§ Problem requirements
Exactly as shown below, retype every line of the data.

Segment Open

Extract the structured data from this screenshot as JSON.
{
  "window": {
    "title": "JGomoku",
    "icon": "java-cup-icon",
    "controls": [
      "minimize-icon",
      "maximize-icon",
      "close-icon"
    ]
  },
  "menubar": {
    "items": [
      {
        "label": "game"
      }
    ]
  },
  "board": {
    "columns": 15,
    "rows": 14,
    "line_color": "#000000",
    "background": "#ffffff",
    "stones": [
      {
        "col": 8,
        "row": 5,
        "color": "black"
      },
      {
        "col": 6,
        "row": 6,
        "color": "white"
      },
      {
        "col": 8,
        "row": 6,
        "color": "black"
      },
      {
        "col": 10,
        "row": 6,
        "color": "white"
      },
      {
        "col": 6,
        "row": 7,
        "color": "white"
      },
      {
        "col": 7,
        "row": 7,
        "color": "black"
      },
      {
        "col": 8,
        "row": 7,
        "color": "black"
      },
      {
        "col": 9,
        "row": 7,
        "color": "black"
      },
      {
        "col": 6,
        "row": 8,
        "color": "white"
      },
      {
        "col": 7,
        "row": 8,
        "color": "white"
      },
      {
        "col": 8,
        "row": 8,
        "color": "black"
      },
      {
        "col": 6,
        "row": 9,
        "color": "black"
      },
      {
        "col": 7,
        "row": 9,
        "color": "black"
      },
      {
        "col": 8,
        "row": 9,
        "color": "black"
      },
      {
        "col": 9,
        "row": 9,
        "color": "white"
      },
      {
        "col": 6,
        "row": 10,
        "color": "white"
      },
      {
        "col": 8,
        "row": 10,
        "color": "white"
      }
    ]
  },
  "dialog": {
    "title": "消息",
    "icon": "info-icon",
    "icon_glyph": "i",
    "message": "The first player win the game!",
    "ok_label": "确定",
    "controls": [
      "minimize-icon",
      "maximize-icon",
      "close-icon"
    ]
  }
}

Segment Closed

§ The answer
Extract the structured data from this screenshot as JSON.
{
  "window": {
    "title": "JGomoku",
    "icon": "java-cup-icon",
    "controls": [
      "minimize-icon",
      "maximize-icon",
      "close-icon"
    ]
  },
  "menubar": {
    "items": [
      {
        "label": "game"
      }
    ]
  },
  "board": {
    "columns": 15,
    "rows": 14,
    "line_color": "#000000",
    "background": "#ffffff",
    "stones": [
      {
        "col": 8,
        "row": 5,
        "color": "black"
      },
      {
        "col": 6,
        "row": 6,
        "color": "white"
      },
      {
        "col": 8,
        "row": 6,
        "color": "black"
      },
      {
        "col": 10,
        "row": 6,
        "color": "white"
      },
      {
        "col": 6,
        "row": 7,
        "color": "white"
      },
      {
        "col": 7,
        "row": 7,
        "color": "black"
      },
      {
        "col": 8,
        "row": 7,
        "color": "black"
      },
      {
        "col": 9,
        "row": 7,
        "color": "black"
      },
      {
        "col": 6,
        "row": 8,
        "color": "white"
      },
      {
        "col": 7,
        "row": 8,
        "color": "white"
      },
      {
        "col": 8,
        "row": 8,
        "color": "black"
      },
      {
        "col": 6,
        "row": 9,
        "color": "black"
      },
      {
        "col": 7,
        "row": 9,
        "color": "black"
      },
      {
        "col": 8,
        "row": 9,
        "color": "black"
      },
      {
        "col": 9,
        "row": 9,
        "color": "white"
      },
      {
        "col": 6,
        "row": 10,
        "color": "white"
      },
      {
        "col": 8,
        "row": 10,
        "color": "white"
      }
    ]
  },
  "dialog": {
    "title": "消息",
    "icon": "info-icon",
    "icon_glyph": "i",
    "message": "The first player win the game!",
    "ok_label": "确定",
    "controls": [
      "minimize-icon",
      "maximize-icon",
      "close-icon"
    ]
  }
}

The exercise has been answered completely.